* **TASK DIRECTIONS**
Write out every line of the data below exactly as given.

★ ★ ★

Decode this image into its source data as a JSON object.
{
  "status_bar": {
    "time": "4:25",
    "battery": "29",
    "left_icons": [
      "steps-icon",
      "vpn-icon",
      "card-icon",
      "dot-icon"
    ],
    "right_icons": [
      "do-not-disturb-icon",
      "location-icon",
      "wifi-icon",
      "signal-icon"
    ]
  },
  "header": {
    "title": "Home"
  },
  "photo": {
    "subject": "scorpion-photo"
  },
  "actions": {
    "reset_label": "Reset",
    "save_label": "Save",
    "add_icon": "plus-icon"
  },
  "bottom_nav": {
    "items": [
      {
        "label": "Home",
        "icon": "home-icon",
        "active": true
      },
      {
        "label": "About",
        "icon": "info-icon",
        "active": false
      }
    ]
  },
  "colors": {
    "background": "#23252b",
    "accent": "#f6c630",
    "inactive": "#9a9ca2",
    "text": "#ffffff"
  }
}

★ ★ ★

* **SOLUTION TO THE EXERCISE**
Decode this image into its source data as a JSON object.
{
  "status_bar": {
    "time": "4:25",
    "battery": "29",
    "left_icons": [
      "steps-icon",
      "vpn-icon",
      "card-icon",
      "dot-icon"
    ],
    "right_icons": [
      "do-not-disturb-icon",
      "location-icon",
      "wifi-icon",
      "signal-icon"
    ]
  },
  "header": {
    "title": "Home"
  },
  "photo": {
    "subject": "scorpion-photo"
  },
  "actions": {
    "reset_label": "Reset",
    "save_label": "Save",
    "add_icon": "plus-icon"
  },
  "bottom_nav": {
    "items": [
      {
        "label": "Home",
        "icon": "home-icon",
        "active": true
      },
      {
        "label": "About",
        "icon": "info-icon",
        "active": false
      }
    ]
  },
  "colors": {
    "background": "#23252b",
    "accent": "#f6c630",
    "inactive": "#9a9ca2",
    "text": "#ffffff"
  }
}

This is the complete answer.